Apache Flume Data flow Model
Data flow in Apache Flume starts with a client. The client starts sending an event to its destination system that is received by the Apache Flume source. Flume source stores it into one or more channels. Now the events are stored in channel unless it is taken by Flume sink. The sink removes the event from the channel and puts it into a target data store like HDFS (via Flume HDFS sink).
The following diagram shows the data flow of Apache Flume.
Apache Flume Data Flow Types
Let us see data flow types provided by Flume.
1. Multi-hop flow
In this type of data flow, a user can build multi-hop flows where events will travel through multiple agents before reaching the final destination. In the case of a multi-hop flow, data travels from the previous-hop sink to the next source hop and stored in the next-hop channel.
2. Fan-in flow
In this type of data flow, events from multiple sources can travel to their destination using a single channel.
We can take an example of a log collection system in which logs are collected from hundreds of web servers and sent to a dozen of agents that write to the HDFS cluster. Flume can achieve this by configuring several first-tier agents with an Avro sink, all will point to an Avro source of a single agent. Now this source on the second tire agent will consolidate events in a single channel which is used by the sink to its final store system.

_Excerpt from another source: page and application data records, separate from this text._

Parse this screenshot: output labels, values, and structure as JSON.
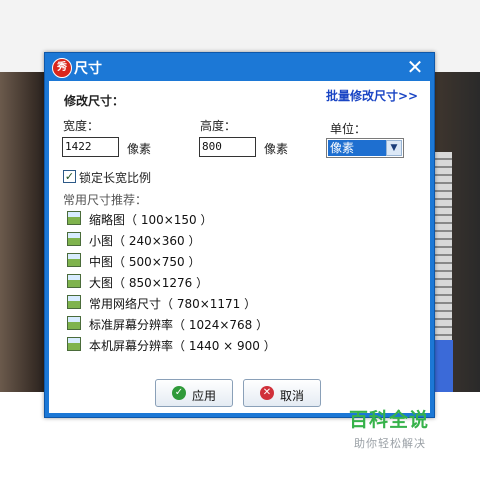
{
  "dialog": {
    "title": "尺寸",
    "app_icon_glyph": "秀",
    "close_glyph": "✕",
    "section_title": "修改尺寸：",
    "batch_link": "批量修改尺寸>>",
    "width_label": "宽度：",
    "width_value": "1422",
    "width_unit": "像素",
    "height_label": "高度：",
    "height_value": "800",
    "height_unit": "像素",
    "unit_label": "单位：",
    "unit_selected": "像素",
    "lock_ratio_checked": true,
    "lock_ratio_label": "锁定长宽比例",
    "presets_title": "常用尺寸推荐：",
    "presets": [
      {
        "label": "缩略图（ 100×150 ）"
      },
      {
        "label": "小图（ 240×360 ）"
      },
      {
        "label": "中图（ 500×750 ）"
      },
      {
        "label": "大图（ 850×1276 ）"
      },
      {
        "label": "常用网络尺寸（ 780×1171 ）"
      },
      {
        "label": "标准屏幕分辨率（ 1024×768 ）"
      },
      {
        "label": "本机屏幕分辨率（ 1440 × 900 ）"
      }
    ],
    "ok_label": "应用",
    "cancel_label": "取消",
    "colors": {
      "titlebar": "#1c78d6",
      "link": "#1a45c4",
      "select_highlight": "#1e6fd0"
    }
  },
  "watermark": {
    "main": "百科全说",
    "sub": "助你轻松解决"
  }
}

3. Fan-out flow
In this type of data flow, event flow from one source to multiple channels is achieved by defining a flow multiplexer that can replicate an event to one or more channels.
Fan-out flow provides two modes of data flow.
- Replicating: In this mode, event data is replicated to all channels.
- Multiplexing: In this mode, event data will be sent to selected channels when an event’s attribute matches a preconfigured value. The mapping can be set in the agent’s configuration file.